Canadian bus manufacturer Letenda has unveiled a new generation of electric buses designed specifically for cold weather. The first model to arrive will be a midibus called Electrip, which is made for the city.
The Electrip is around nine meters long and, according to Letenda, will offer space for up to 45 passengers, including 24 seats and up to six wheelchairs. The manufacturer evokes a “geometry redesigned to offer unparalleled comfort and handling”. In addition, thanks to a modular aluminum body, the Electrip is very light, which contributes to its efficiency.
Cummins will supply the electric motor and batteries and install three batteries in the buses with a total capacity of 222 kWh. On the Letenda website, the claimed battery capacity is 222 kWh at 296 – so apparently a fourth battery is offered as an option. The battery cells use NMC chemistry and can charge up to 150kW.
In addition to the batteries, the powertrain control, drivetrain, power electronics, charging control and connectivity systems also come from Cummins. Additionally, the company’s cooperation with Letenda will expand, as Letenda intends to offer the electric bus across Canada and the United States.
So far, the autonomy of the Electrip in summer or winter has not been revealed. There is supposed to be underfloor heating inside.
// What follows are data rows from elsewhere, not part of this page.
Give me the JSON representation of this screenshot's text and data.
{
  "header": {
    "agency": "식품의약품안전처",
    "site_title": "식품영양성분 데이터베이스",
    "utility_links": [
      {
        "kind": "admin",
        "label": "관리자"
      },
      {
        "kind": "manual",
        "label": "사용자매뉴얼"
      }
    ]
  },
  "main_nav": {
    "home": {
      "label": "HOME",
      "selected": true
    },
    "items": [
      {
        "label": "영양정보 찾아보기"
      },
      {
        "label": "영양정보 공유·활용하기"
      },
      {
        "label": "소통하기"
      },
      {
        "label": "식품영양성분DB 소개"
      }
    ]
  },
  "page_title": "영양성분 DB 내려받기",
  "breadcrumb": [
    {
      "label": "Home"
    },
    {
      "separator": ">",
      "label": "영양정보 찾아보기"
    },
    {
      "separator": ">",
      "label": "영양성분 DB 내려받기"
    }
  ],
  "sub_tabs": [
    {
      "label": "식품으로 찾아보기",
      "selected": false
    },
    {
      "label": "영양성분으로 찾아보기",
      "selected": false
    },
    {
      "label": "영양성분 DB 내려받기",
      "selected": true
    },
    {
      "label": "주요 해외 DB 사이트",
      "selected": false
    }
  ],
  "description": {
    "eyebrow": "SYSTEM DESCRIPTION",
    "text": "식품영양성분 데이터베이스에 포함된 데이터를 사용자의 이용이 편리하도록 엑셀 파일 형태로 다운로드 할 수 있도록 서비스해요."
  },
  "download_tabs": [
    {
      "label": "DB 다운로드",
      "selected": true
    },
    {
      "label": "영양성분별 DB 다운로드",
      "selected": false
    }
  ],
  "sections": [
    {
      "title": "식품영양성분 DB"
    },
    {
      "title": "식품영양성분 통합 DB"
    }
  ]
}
However, what is supposed to make the Electrip suitable for winter use is not specified.
Nicolas Letendre, Chairman and CEO of Letenda, targets other characteristics in his statements. “The Electrip is perfectly suited to transport companies wishing to reduce their environmental impact and optimize their operations while moving towards sustainable mobility”, specifies Letendre. “Our product is complementary to the existing offer of electric vehicles for mass transit due to its size and innovative design.”
In addition to Cummins, other partners include Rio Tinto, as well as several Quebec companies such as Constructions Proco, Simplex Tool Rental, Promotion Saguenay, La Société de la Vallée de L’aluminium, Développement économique Longueuil and ACET Banque Nationale.
Besides private investors, Letendre also received an undisclosed amount of government funding.